Bridgestone Potenza RE-71R Track Review

2012 Boss 302 on square 305/30/19 RE-71R's at AMP - Graham MacNeil © For better or for worse, I have heard and read so much about RE-71R's. Everyone swears by the grip but complains about the wear. Generally speaking, the pros are: 1. They grip as well or better than most R comps. 2. They don't wear as quickly as R comps if driven occasionally on the street. 3. They work better in the rain than R comps. The cons were limited to overheating quickly when used on track (being an autocross tire) and wearing too fast on heavy cars like mine. In the popular 200 TW category, they are faster than the popular Hankook RS-4's and BFGoodrich Rival S's according to published Tire Rack Tests. According to plenty of reviews, they are also faster than well established R comps like R888R's (which don't seem to work too well on heavy cars anyway) and the venerable NT01's. But I was still hesitant for a while until I talked to a tire tech support gentleman
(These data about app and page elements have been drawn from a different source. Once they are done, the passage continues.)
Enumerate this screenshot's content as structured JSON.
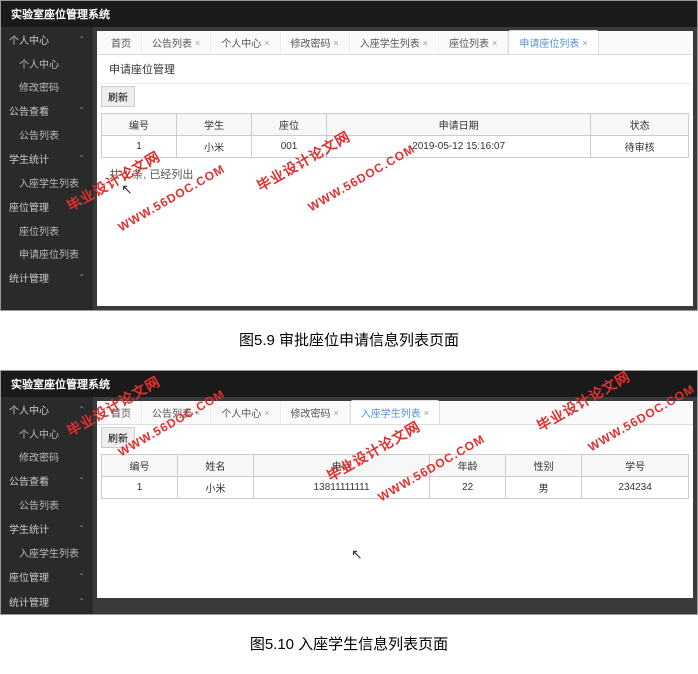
{
  "system_title": "实验室座位管理系统",
  "sidebar": {
    "items": [
      {
        "label": "个人中心",
        "type": "section"
      },
      {
        "label": "个人中心",
        "type": "item"
      },
      {
        "label": "修改密码",
        "type": "item"
      },
      {
        "label": "公告查看",
        "type": "section"
      },
      {
        "label": "公告列表",
        "type": "item"
      },
      {
        "label": "学生统计",
        "type": "section"
      },
      {
        "label": "入座学生列表",
        "type": "item"
      },
      {
        "label": "座位管理",
        "type": "section"
      },
      {
        "label": "座位列表",
        "type": "item"
      },
      {
        "label": "申请座位列表",
        "type": "item"
      },
      {
        "label": "统计管理",
        "type": "section"
      }
    ]
  },
  "sidebar2": {
    "items": [
      {
        "label": "个人中心",
        "type": "section"
      },
      {
        "label": "个人中心",
        "type": "item"
      },
      {
        "label": "修改密码",
        "type": "item"
      },
      {
        "label": "公告查看",
        "type": "section"
      },
      {
        "label": "公告列表",
        "type": "item"
      },
      {
        "label": "学生统计",
        "type": "section"
      },
      {
        "label": "入座学生列表",
        "type": "item"
      },
      {
        "label": "座位管理",
        "type": "section"
      },
      {
        "label": "统计管理",
        "type": "section"
      }
    ]
  },
  "tabs1": [
    {
      "label": "首页",
      "closable": false
    },
    {
      "label": "公告列表",
      "closable": true
    },
    {
      "label": "个人中心",
      "closable": true
    },
    {
      "label": "修改密码",
      "closable": true
    },
    {
      "label": "入座学生列表",
      "closable": true
    },
    {
      "label": "座位列表",
      "closable": true
    },
    {
      "label": "申请座位列表",
      "closable": true,
      "active": true
    }
  ],
  "tabs2": [
    {
      "label": "首页",
      "closable": false
    },
    {
      "label": "公告列表",
      "closable": true
    },
    {
      "label": "个人中心",
      "closable": true
    },
    {
      "label": "修改密码",
      "closable": true
    },
    {
      "label": "入座学生列表",
      "closable": true,
      "active": true
    }
  ],
  "page1": {
    "title": "申请座位管理",
    "refresh": "刷新",
    "headers": [
      "编号",
      "学生",
      "座位",
      "申请日期",
      "状态"
    ],
    "rows": [
      [
        "1",
        "小米",
        "001",
        "2019-05-12 15:16:07",
        "待审核"
      ]
    ],
    "summary": "共 1 条, 已经列出"
  },
  "page2": {
    "refresh": "刷新",
    "headers": [
      "编号",
      "姓名",
      "电话",
      "年龄",
      "性别",
      "学号"
    ],
    "rows": [
      [
        "1",
        "小米",
        "13811111111",
        "22",
        "男",
        "234234"
      ]
    ]
  },
  "caption1": "图5.9 审批座位申请信息列表页面",
  "caption2": "图5.10 入座学生信息列表页面",
  "watermark_cn": "毕业设计论文网",
  "watermark_en": "WWW.56DOC.COM"
}
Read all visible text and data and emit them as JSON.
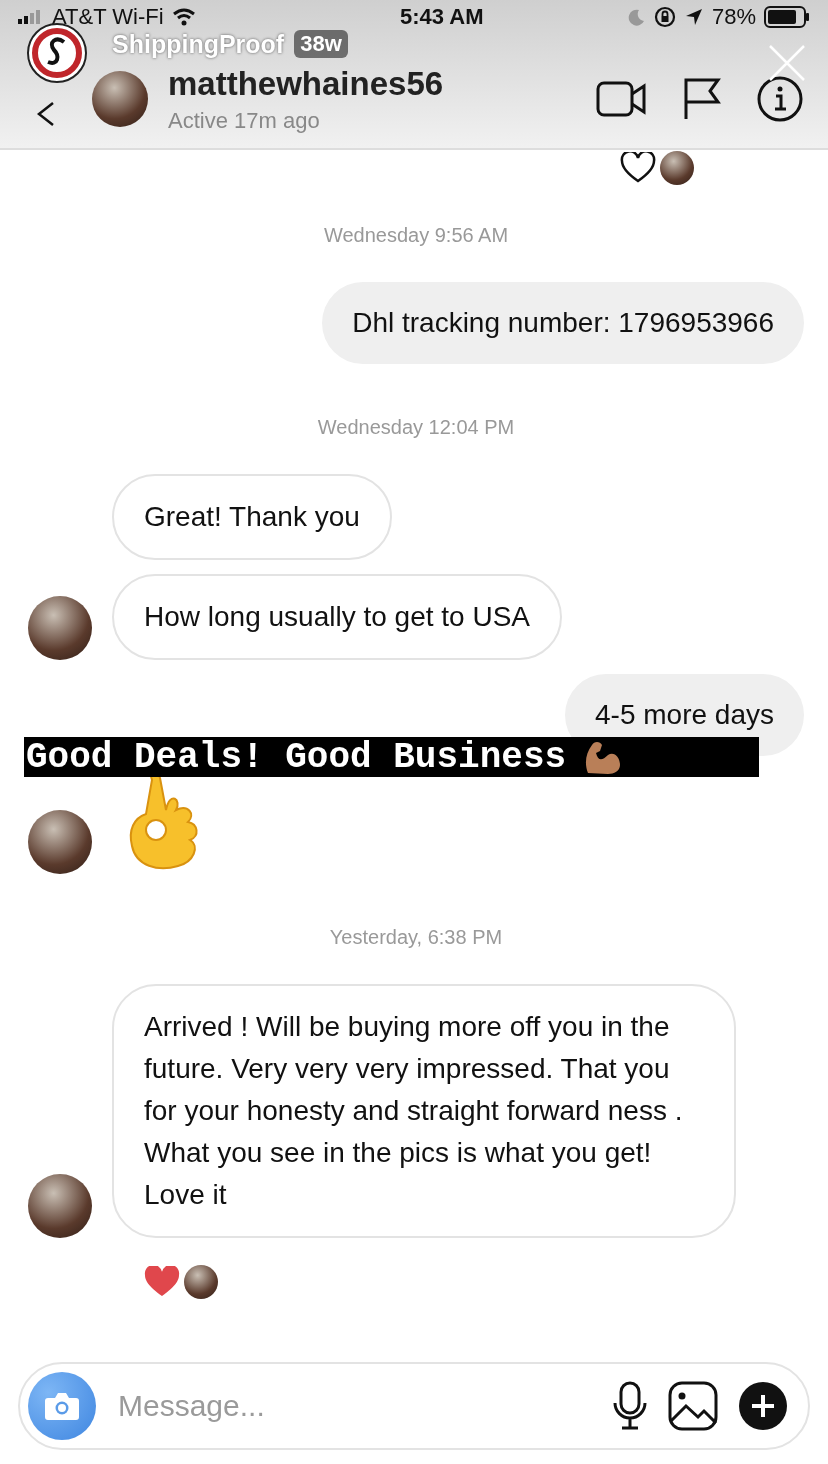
{
  "status_bar": {
    "carrier": "AT&T Wi-Fi",
    "time": "5:43 AM",
    "battery": "78%"
  },
  "story": {
    "account": "ShippingProof",
    "age": "38w"
  },
  "header": {
    "username": "matthewhaines56",
    "status": "Active 17m ago"
  },
  "messages": [
    {
      "kind": "reactions",
      "outgoing": true,
      "liked": false
    },
    {
      "kind": "time",
      "text": "Wednesday 9:56 AM"
    },
    {
      "kind": "message",
      "outgoing": true,
      "text": "Dhl tracking number: 1796953966"
    },
    {
      "kind": "time",
      "text": "Wednesday 12:04 PM"
    },
    {
      "kind": "message",
      "outgoing": false,
      "text": "Great! Thank you",
      "avatar": false
    },
    {
      "kind": "message",
      "outgoing": false,
      "text": "How long usually to get to USA",
      "avatar": true
    },
    {
      "kind": "message",
      "outgoing": true,
      "text": "4-5 more days"
    },
    {
      "kind": "emoji",
      "outgoing": false,
      "avatar": true
    },
    {
      "kind": "time",
      "text": "Yesterday, 6:38 PM"
    },
    {
      "kind": "message",
      "outgoing": false,
      "text": "Arrived ! Will be buying more off you in the future. Very very very impressed. That you for your honesty and straight forward ness . What you see in the pics is what you get! Love it",
      "avatar": true
    },
    {
      "kind": "reactions",
      "outgoing": false,
      "liked": true
    }
  ],
  "sticker": {
    "text": "Good Deals! Good Business"
  },
  "composer": {
    "placeholder": "Message..."
  }
}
Michelin PSS vs Firestone Indy 500 - Track Review

A couple of weeks ago, I posted my first impressions of Michelin's PSS vs Firestone Firehawk Indy 500 tires. I've run PSS's for several years on the Boss, but I'm trying the Indy 500's for the first time. In short, I was worried about the narrower tires (I was running 285/35/18 PSS but could only find the Indy 500 in 275/35/18) and tread squirm, but I was happy with them up to that point just driving on the street. I had the chance to drive on them for three track days now. So what were they like? After my first session, they made an impression that basically persisted for the rest of track sessions on them. Phenomenal, unmatched value. Now, if value is something that stands out above all else, it typically means the compromise between qualities you want and those you don't is less than ideal, but the value is attractive. This is no different. I'll start with the bad, which really boil down to two: ultimate grip and grip longevity. Grip is noticeably l